*TASK INSTRUCTIONS:*
Filter the listing so that only lines with the word "detail" remain.

━━━━━━━━━━━━━━━━━━━━━━━━━━━━━━

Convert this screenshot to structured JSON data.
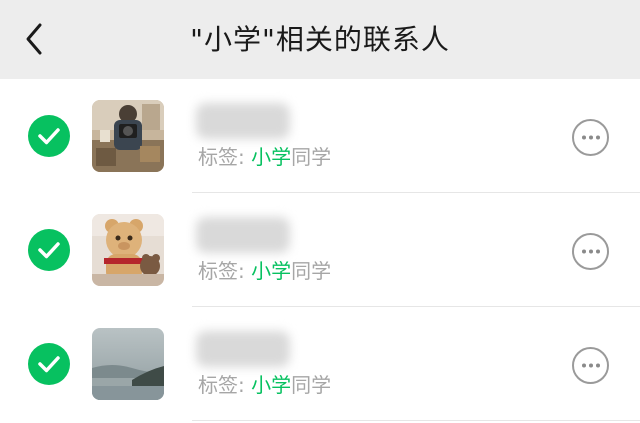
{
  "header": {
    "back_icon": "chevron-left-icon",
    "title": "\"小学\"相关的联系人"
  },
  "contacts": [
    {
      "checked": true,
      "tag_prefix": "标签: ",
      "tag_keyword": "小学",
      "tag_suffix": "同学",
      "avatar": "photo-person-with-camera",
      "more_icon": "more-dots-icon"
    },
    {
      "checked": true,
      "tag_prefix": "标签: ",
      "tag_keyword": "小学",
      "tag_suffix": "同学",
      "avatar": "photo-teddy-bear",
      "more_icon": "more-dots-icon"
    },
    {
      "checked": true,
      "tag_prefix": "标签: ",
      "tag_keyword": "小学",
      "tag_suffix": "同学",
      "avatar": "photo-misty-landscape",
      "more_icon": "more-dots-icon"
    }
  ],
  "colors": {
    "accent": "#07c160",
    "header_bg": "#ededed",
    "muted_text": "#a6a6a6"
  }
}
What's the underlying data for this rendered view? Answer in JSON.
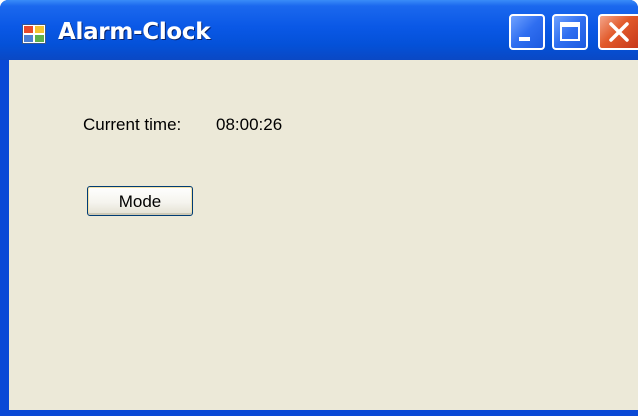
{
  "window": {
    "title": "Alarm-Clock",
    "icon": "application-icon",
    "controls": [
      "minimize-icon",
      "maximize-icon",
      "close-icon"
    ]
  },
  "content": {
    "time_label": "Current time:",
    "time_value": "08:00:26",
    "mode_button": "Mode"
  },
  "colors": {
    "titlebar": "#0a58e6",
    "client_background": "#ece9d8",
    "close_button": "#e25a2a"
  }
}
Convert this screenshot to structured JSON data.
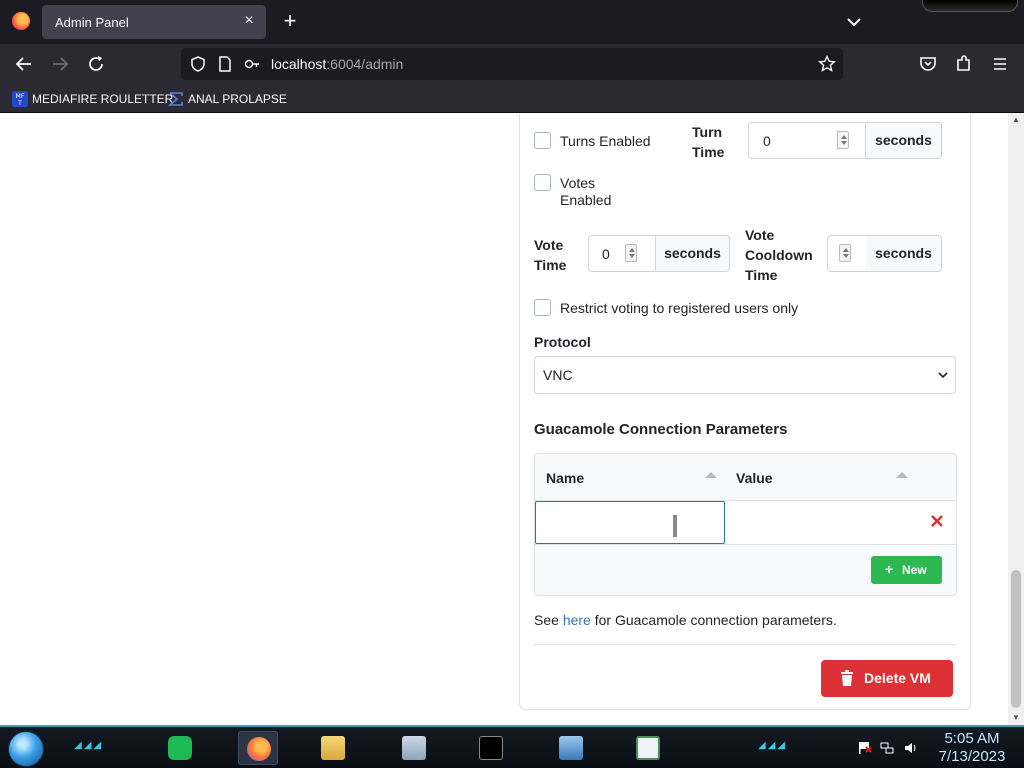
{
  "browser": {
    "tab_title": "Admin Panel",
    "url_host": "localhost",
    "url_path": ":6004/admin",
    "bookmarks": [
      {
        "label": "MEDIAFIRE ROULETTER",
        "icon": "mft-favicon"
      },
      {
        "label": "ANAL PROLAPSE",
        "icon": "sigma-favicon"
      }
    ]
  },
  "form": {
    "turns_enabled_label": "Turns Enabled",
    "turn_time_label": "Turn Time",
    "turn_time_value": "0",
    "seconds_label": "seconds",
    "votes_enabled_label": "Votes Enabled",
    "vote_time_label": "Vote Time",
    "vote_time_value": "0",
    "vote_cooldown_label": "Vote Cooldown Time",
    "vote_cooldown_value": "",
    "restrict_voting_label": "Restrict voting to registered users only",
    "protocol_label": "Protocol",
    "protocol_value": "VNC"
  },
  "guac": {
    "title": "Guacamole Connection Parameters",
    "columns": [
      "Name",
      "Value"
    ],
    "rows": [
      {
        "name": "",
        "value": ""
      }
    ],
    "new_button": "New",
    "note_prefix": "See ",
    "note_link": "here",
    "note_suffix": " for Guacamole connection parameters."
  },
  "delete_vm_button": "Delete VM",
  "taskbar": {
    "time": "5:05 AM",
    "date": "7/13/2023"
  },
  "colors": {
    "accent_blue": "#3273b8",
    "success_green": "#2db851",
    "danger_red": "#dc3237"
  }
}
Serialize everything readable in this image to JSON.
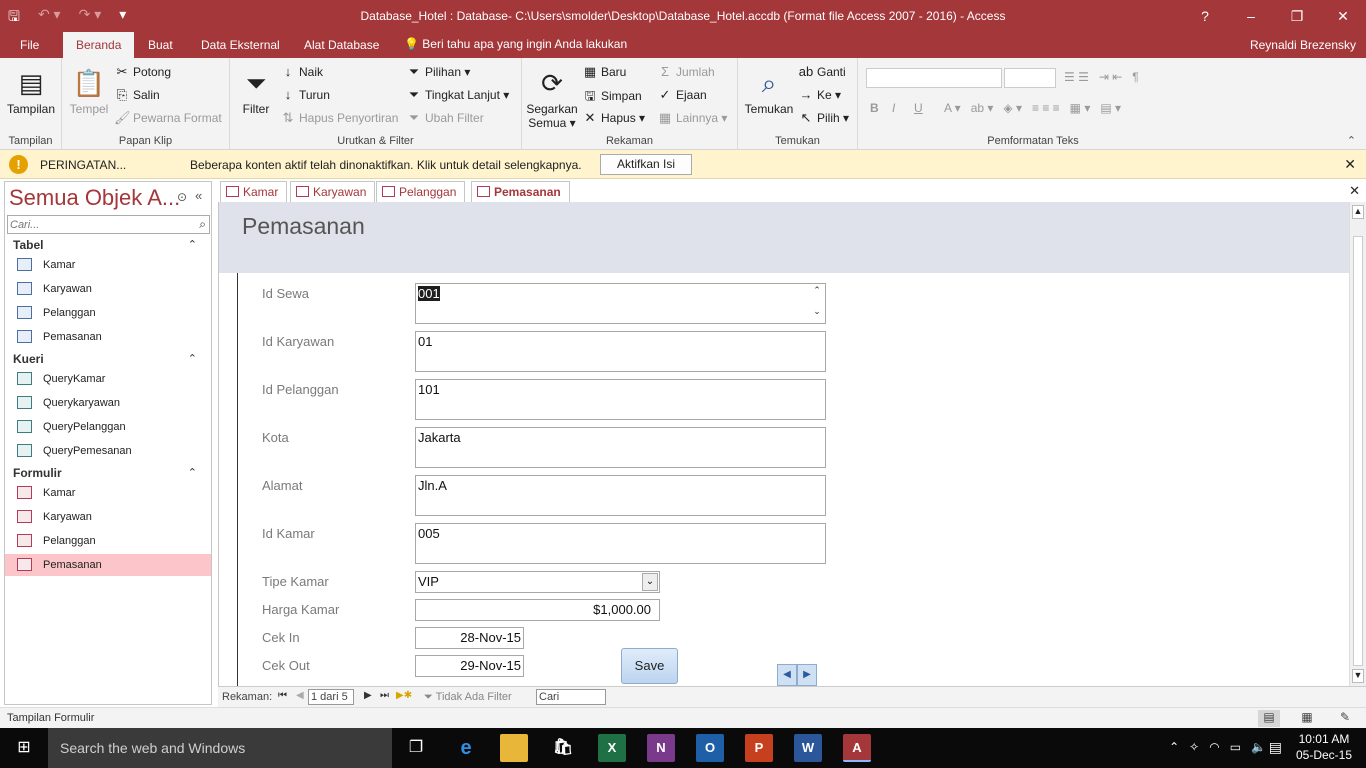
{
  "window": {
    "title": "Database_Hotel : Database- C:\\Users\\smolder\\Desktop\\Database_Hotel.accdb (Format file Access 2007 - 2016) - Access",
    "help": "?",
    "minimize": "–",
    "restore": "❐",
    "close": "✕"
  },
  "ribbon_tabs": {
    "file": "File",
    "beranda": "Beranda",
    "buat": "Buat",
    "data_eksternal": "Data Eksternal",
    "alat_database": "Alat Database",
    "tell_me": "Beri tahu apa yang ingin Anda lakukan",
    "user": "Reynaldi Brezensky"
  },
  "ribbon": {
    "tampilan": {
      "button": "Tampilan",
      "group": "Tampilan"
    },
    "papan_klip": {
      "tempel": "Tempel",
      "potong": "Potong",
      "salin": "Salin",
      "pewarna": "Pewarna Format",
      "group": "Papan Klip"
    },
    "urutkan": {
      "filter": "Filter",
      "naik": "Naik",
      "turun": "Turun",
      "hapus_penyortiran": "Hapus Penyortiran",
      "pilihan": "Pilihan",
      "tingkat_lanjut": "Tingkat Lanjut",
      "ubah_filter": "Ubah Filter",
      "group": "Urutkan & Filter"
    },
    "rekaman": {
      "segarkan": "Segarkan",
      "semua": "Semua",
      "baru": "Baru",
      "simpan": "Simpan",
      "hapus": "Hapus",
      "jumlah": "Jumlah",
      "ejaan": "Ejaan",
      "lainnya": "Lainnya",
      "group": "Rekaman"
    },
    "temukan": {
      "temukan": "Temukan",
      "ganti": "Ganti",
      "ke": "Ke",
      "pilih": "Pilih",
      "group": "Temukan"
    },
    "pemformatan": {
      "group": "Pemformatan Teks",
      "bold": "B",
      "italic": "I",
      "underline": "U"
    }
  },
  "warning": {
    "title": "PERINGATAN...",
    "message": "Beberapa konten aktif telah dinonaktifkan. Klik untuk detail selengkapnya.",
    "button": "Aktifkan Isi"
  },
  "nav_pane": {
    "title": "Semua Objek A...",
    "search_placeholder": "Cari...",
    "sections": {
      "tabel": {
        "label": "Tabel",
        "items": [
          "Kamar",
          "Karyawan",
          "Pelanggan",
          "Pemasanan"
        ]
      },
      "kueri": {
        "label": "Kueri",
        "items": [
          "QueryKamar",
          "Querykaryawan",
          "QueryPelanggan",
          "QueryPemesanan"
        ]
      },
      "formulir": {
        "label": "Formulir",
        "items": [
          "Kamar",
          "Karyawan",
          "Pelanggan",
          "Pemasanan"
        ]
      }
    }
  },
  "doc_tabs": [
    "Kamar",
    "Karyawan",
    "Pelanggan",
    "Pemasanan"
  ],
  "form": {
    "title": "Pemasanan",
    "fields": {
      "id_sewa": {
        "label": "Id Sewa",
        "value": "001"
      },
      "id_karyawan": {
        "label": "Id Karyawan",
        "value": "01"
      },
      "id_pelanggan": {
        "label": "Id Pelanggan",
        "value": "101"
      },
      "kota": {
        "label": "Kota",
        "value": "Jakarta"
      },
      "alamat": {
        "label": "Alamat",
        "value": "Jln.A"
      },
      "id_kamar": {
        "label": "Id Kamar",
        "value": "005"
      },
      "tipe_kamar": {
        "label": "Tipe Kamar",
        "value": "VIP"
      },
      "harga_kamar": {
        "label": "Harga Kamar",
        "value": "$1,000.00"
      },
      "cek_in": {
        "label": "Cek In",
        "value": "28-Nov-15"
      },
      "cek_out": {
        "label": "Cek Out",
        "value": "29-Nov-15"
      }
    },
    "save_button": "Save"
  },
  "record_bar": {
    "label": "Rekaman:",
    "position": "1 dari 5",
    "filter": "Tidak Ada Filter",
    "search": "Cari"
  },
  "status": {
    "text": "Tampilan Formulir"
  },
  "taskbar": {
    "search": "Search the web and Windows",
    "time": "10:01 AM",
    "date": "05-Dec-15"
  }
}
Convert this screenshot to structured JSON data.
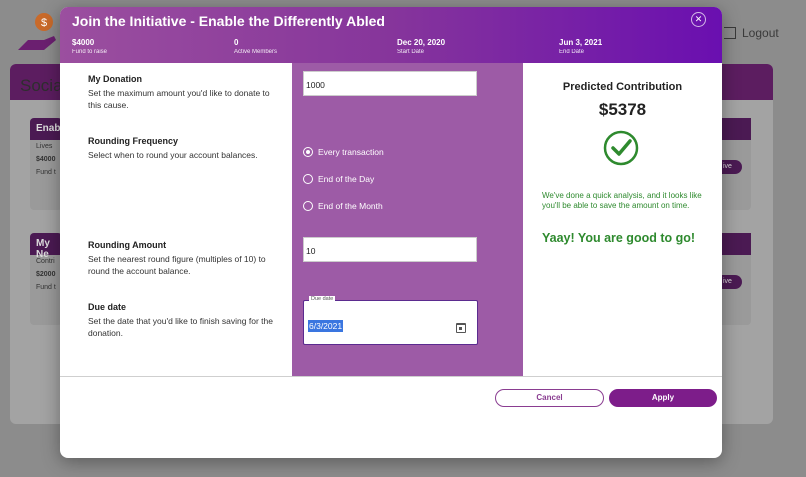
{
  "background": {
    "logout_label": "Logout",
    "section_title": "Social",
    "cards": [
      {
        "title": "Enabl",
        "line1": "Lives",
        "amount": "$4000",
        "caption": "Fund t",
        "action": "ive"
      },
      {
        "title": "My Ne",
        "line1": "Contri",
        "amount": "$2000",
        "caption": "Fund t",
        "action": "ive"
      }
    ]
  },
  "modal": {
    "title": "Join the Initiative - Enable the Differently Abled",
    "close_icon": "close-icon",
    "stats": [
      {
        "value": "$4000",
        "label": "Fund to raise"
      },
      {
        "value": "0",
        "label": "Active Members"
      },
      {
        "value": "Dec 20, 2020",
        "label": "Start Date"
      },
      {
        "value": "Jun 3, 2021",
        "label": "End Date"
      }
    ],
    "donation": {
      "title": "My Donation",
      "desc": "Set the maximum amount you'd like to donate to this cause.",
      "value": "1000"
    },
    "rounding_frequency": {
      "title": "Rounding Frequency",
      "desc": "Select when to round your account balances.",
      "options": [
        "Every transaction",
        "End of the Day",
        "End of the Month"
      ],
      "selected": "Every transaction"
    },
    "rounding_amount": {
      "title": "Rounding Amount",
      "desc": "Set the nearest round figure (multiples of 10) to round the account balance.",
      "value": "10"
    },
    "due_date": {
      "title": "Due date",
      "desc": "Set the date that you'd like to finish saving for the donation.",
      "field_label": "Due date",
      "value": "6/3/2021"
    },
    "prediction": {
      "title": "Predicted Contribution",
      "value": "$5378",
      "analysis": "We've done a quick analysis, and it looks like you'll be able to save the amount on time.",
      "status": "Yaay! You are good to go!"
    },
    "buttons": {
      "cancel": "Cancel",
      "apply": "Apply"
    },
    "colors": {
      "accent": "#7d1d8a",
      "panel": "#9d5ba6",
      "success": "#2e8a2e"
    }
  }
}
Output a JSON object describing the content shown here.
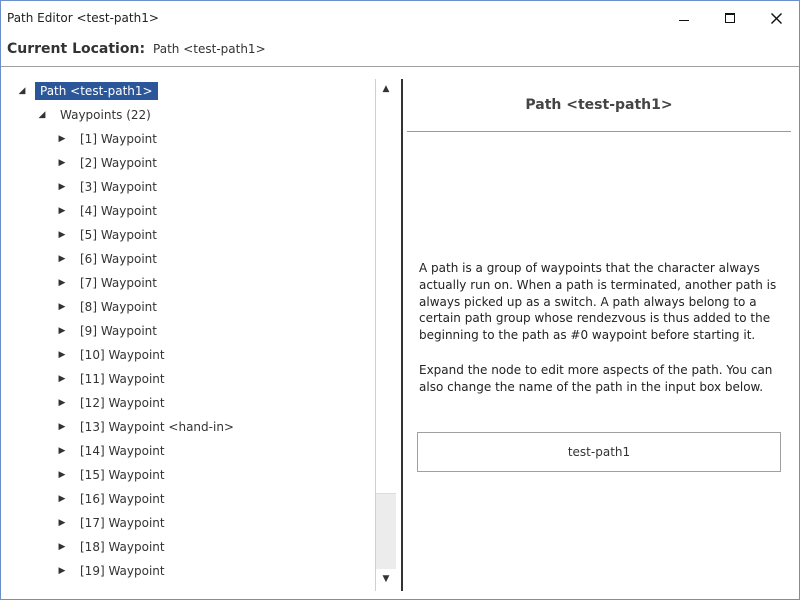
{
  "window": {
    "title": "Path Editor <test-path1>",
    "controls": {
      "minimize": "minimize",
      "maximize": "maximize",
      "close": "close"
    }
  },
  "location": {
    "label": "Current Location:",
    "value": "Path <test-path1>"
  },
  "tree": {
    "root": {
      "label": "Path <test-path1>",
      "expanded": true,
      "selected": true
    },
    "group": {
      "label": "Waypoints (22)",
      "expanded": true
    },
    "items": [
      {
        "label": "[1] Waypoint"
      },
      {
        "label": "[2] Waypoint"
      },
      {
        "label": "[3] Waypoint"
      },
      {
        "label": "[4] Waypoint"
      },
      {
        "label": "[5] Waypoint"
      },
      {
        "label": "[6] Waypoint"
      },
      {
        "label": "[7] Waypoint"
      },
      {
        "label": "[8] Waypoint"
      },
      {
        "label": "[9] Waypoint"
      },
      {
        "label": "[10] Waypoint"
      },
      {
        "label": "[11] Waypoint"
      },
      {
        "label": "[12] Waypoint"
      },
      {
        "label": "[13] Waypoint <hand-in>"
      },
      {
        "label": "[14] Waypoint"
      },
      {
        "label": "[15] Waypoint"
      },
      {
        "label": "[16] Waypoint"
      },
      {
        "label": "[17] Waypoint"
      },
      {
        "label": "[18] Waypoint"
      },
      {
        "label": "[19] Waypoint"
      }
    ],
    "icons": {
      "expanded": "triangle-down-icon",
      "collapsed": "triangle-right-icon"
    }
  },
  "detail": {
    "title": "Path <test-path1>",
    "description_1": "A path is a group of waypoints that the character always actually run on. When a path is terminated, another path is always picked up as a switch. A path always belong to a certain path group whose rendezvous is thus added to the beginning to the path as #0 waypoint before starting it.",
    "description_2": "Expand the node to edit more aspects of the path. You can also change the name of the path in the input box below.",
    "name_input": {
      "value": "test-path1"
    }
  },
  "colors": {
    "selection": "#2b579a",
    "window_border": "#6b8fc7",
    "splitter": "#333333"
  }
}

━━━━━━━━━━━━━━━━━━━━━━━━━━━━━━

*TASK RESULT:*
    "message": "Beberapa konten aktif telah dinonaktifkan. Klik untuk detail selengkapnya.",
  "detail": {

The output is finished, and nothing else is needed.